The train from DC to Boston was an hour late. After we passed New Haven, the car I was sitting in was two thirds empty. We hit Providence well after midnight, where a few people got on. I was sitting up trying to stay awake. A young man sat two seats in front of me. My attention wandered, and I realized that he was talking to the young woman in front of me.
“You think one of the hostels will be open?’ he asked her.
She wasn’t sure, so I said, “They’ll most likely be closed up at this hour.”
“Will they let me stay in the train station?” he said.
The young woman and I went back and forth on that question, trading opinions as two people will who both know a city pretty well, but who don’t know the exact answer to a specific question. We finally said we thought he’d be better off not trying to stay in the train station. So then he wanted to know, could he stay in the bus station? The young woman and I went back and forth a little bit, and said that would be more likely.
Then it turned out that he wanted to take the train to Maine, but that train doesn’t leave from South Station, so we had to explain to him the difference between North Station and South Station, and how you get from one to the other. He couldn’t quite wrap his head around the fact that one city could have two train stations. Then he went back to whether or not he could spend the night in South Station.
I leaned forward. “Have you ever spent the night in a train station?” I said.
“No,” he said, seemingly surprised that I would even ask.
“Well, take it from me, if you spend the night in a train station, don’t lie down and go to sleep,” I said, “because if you do, a cop will come around and think you’re some homeless guy and tap you on the feet and tell you to move on.”
He thought about that for a moment. Fortunately, just then the young woman remembered there’s an all-night diner around the corner from South Station. Neither of us could remember just where it was, but we told him that he could ask someone in the station for directions. At that point I realized that if we didn’t warn him, he was going to go around downtown Boston asking questions all night, because he wouldn’t realize that asking innocent questions could get him in trouble.
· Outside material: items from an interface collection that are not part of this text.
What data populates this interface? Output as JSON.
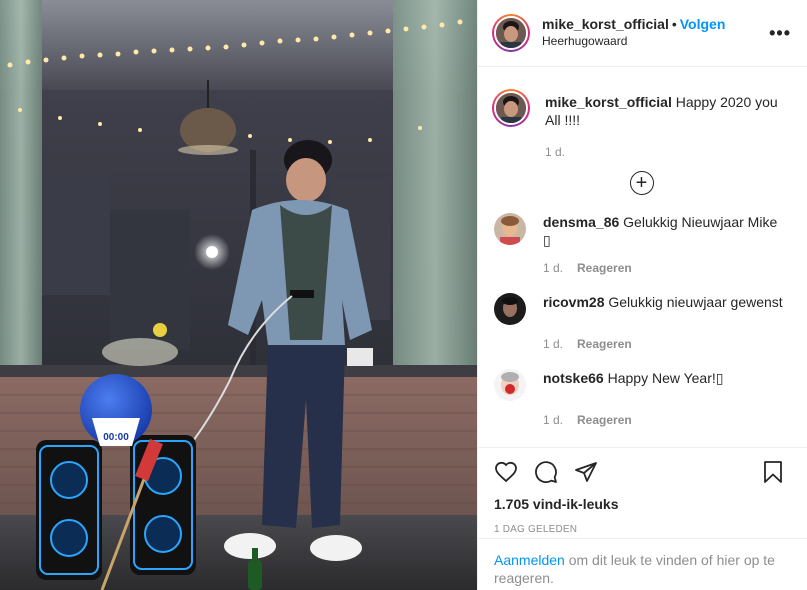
{
  "header": {
    "username": "mike_korst_official",
    "separator": "•",
    "follow_label": "Volgen",
    "location": "Heerhugowaard",
    "more_icon": "more-options-icon",
    "more_label": "•••"
  },
  "caption": {
    "username": "mike_korst_official",
    "text": "Happy 2020 you All !!!!",
    "time": "1 d."
  },
  "load_more": {
    "icon": "plus-circle-icon",
    "label": "+"
  },
  "comments": [
    {
      "username": "densma_86",
      "text": "Gelukkig Nieuwjaar Mike",
      "emoji": "▯",
      "time": "1 d.",
      "reply": "Reageren"
    },
    {
      "username": "ricovm28",
      "text": "Gelukkig nieuwjaar gewenst",
      "time": "1 d.",
      "reply": "Reageren"
    },
    {
      "username": "notske66",
      "text": "Happy New Year!▯",
      "time": "1 d.",
      "reply": "Reageren"
    }
  ],
  "actions": {
    "like_icon": "heart-icon",
    "comment_icon": "comment-icon",
    "share_icon": "send-icon",
    "save_icon": "bookmark-icon"
  },
  "likes": "1.705 vind-ik-leuks",
  "date": "1 DAG GELEDEN",
  "login": {
    "link": "Aanmelden",
    "text": " om dit leuk te vinden of hier op te reageren."
  },
  "photo": {
    "balloon_text": "00:00"
  },
  "colors": {
    "accent": "#0095f6",
    "text": "#262626",
    "muted": "#8e8e8e",
    "border": "#efefef"
  }
}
“I could be wrong,” I said, “but you don’t seem like a city kid to me.” He smiled, and acknowledged that he was not a city kid. “So when you get into the city,” I said, “don’t go asking questions like you’re asking us. Just make up your mind where you’re going, and go there, and try to look like you know exactly what you’re doing.”
“Oh God yeah,” said the young woman. We were pulling in to back Bay Station, and she was standing up to get her luggage. “Don’t trust anyone except us. And maybe you shouldn’t trust us,” she added, grinning at him.
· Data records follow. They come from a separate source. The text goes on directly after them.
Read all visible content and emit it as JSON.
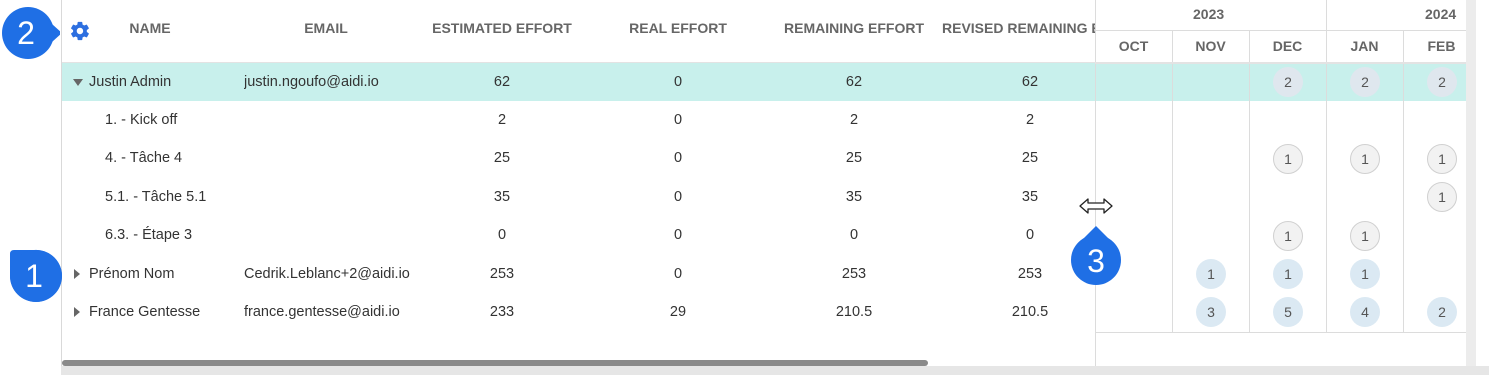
{
  "header": {
    "name": "NAME",
    "email": "EMAIL",
    "estimated_effort": "ESTIMATED EFFORT",
    "real_effort": "REAL EFFORT",
    "remaining_effort": "REMAINING EFFORT",
    "revised_remaining": "REVISED REMAINING E"
  },
  "rows": [
    {
      "name": "Justin Admin",
      "email": "justin.ngoufo@aidi.io",
      "estimated": "62",
      "real": "0",
      "remaining": "62",
      "revised": "62"
    },
    {
      "name": "1. - Kick off",
      "email": "",
      "estimated": "2",
      "real": "0",
      "remaining": "2",
      "revised": "2"
    },
    {
      "name": "4. - Tâche 4",
      "email": "",
      "estimated": "25",
      "real": "0",
      "remaining": "25",
      "revised": "25"
    },
    {
      "name": "5.1. - Tâche 5.1",
      "email": "",
      "estimated": "35",
      "real": "0",
      "remaining": "35",
      "revised": "35"
    },
    {
      "name": "6.3. - Étape 3",
      "email": "",
      "estimated": "0",
      "real": "0",
      "remaining": "0",
      "revised": "0"
    },
    {
      "name": "Prénom Nom",
      "email": "Cedrik.Leblanc+2@aidi.io",
      "estimated": "253",
      "real": "0",
      "remaining": "253",
      "revised": "253"
    },
    {
      "name": "France Gentesse",
      "email": "france.gentesse@aidi.io",
      "estimated": "233",
      "real": "29",
      "remaining": "210.5",
      "revised": "210.5"
    }
  ],
  "gantt": {
    "years": [
      "2023",
      "2024"
    ],
    "months": [
      "OCT",
      "NOV",
      "DEC",
      "JAN",
      "FEB"
    ],
    "row0": {
      "dec": "2",
      "jan": "2",
      "feb": "2"
    },
    "row2": {
      "dec": "1",
      "jan": "1",
      "feb": "1"
    },
    "row3": {
      "feb": "1"
    },
    "row4": {
      "dec": "1",
      "jan": "1"
    },
    "row5": {
      "nov": "1",
      "dec": "1",
      "jan": "1"
    },
    "row6": {
      "nov": "3",
      "dec": "5",
      "jan": "4",
      "feb": "2"
    }
  },
  "markers": {
    "m1": "1",
    "m2": "2",
    "m3": "3"
  },
  "colors": {
    "highlight": "#c8f0ec",
    "accent": "#2d6fe0",
    "marker": "#1f6fe5"
  },
  "icons": {
    "settings": "gear-icon",
    "resize": "resize-horizontal-icon",
    "expand": "caret-icon"
  }
}
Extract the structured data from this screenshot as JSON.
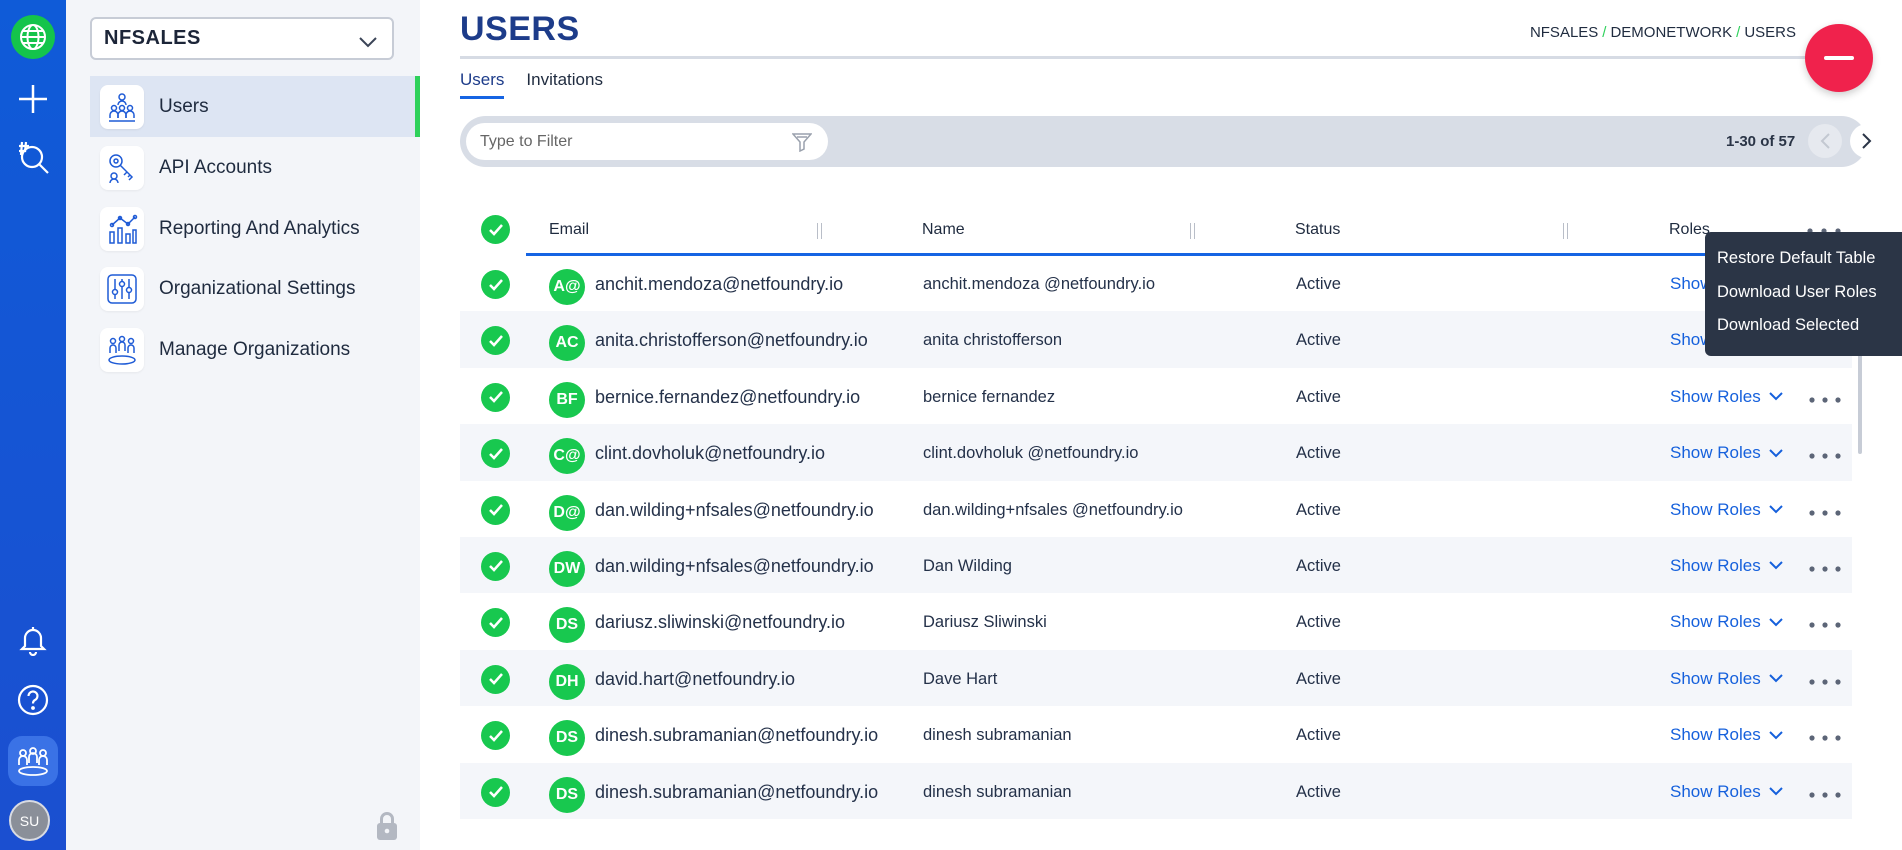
{
  "rail": {
    "icons": [
      "globe-icon",
      "plus-icon",
      "hashtag-search-icon",
      "bell-icon",
      "help-icon",
      "team-icon"
    ],
    "user_initials": "SU"
  },
  "sidenav": {
    "org": "NFSALES",
    "items": [
      {
        "label": "Users",
        "icon": "users-icon",
        "active": true
      },
      {
        "label": "API Accounts",
        "icon": "api-key-icon",
        "active": false
      },
      {
        "label": "Reporting And Analytics",
        "icon": "chart-icon",
        "active": false
      },
      {
        "label": "Organizational Settings",
        "icon": "sliders-icon",
        "active": false
      },
      {
        "label": "Manage Organizations",
        "icon": "organizations-icon",
        "active": false
      }
    ]
  },
  "header": {
    "title": "USERS",
    "breadcrumb": [
      "NFSALES",
      "DEMONETWORK",
      "USERS"
    ]
  },
  "tabs": [
    {
      "label": "Users",
      "active": true
    },
    {
      "label": "Invitations",
      "active": false
    }
  ],
  "filter": {
    "placeholder": "Type to Filter",
    "value": ""
  },
  "pager": {
    "range": "1-30 of 57"
  },
  "table": {
    "columns": {
      "email": "Email",
      "name": "Name",
      "status": "Status",
      "roles": "Roles"
    },
    "roles_link": "Show Roles",
    "rows": [
      {
        "initials": "A@",
        "email": "anchit.mendoza@netfoundry.io",
        "name": "anchit.mendoza @netfoundry.io",
        "status": "Active",
        "roles": "Show",
        "alt": false
      },
      {
        "initials": "AC",
        "email": "anita.christofferson@netfoundry.io",
        "name": "anita christofferson",
        "status": "Active",
        "roles": "Show",
        "alt": true
      },
      {
        "initials": "BF",
        "email": "bernice.fernandez@netfoundry.io",
        "name": "bernice fernandez",
        "status": "Active",
        "roles": "Show Roles",
        "alt": false
      },
      {
        "initials": "C@",
        "email": "clint.dovholuk@netfoundry.io",
        "name": "clint.dovholuk @netfoundry.io",
        "status": "Active",
        "roles": "Show Roles",
        "alt": true
      },
      {
        "initials": "D@",
        "email": "dan.wilding+nfsales@netfoundry.io",
        "name": "dan.wilding+nfsales @netfoundry.io",
        "status": "Active",
        "roles": "Show Roles",
        "alt": false
      },
      {
        "initials": "DW",
        "email": "dan.wilding+nfsales@netfoundry.io",
        "name": "Dan Wilding",
        "status": "Active",
        "roles": "Show Roles",
        "alt": true
      },
      {
        "initials": "DS",
        "email": "dariusz.sliwinski@netfoundry.io",
        "name": "Dariusz Sliwinski",
        "status": "Active",
        "roles": "Show Roles",
        "alt": false
      },
      {
        "initials": "DH",
        "email": "david.hart@netfoundry.io",
        "name": "Dave Hart",
        "status": "Active",
        "roles": "Show Roles",
        "alt": true
      },
      {
        "initials": "DS",
        "email": "dinesh.subramanian@netfoundry.io",
        "name": "dinesh subramanian",
        "status": "Active",
        "roles": "Show Roles",
        "alt": false
      },
      {
        "initials": "DS",
        "email": "dinesh.subramanian@netfoundry.io",
        "name": "dinesh subramanian",
        "status": "Active",
        "roles": "Show Roles",
        "alt": true
      }
    ]
  },
  "context_menu": {
    "items": [
      "Restore Default Table",
      "Download User Roles",
      "Download Selected"
    ]
  },
  "colors": {
    "rail": "#0f5bd8",
    "accent_green": "#18c84f",
    "accent_blue": "#1664e3",
    "fab_red": "#f0224c",
    "menu_bg": "#2b3546"
  }
}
We pulled into South Station at about one o’clock. I walked with him over to some security guards. He asked them where the all-night diner was. He was confident, as if he knew exactly where he was going and what he was doing. They told him. I walked him down to Atlantic Avenue, and showed him the bus station on the right, and where he’d find Kneeland Street and the all-night diner on the left.
I left him, and caught a cab for myself, because the subway stops running at 12:30. I still don’t know quite why he got stuck in downtown Boston at one in the morning. But by now, I’m sure he’s safely in Maine, telling everyone about his adventures in the all-night diner.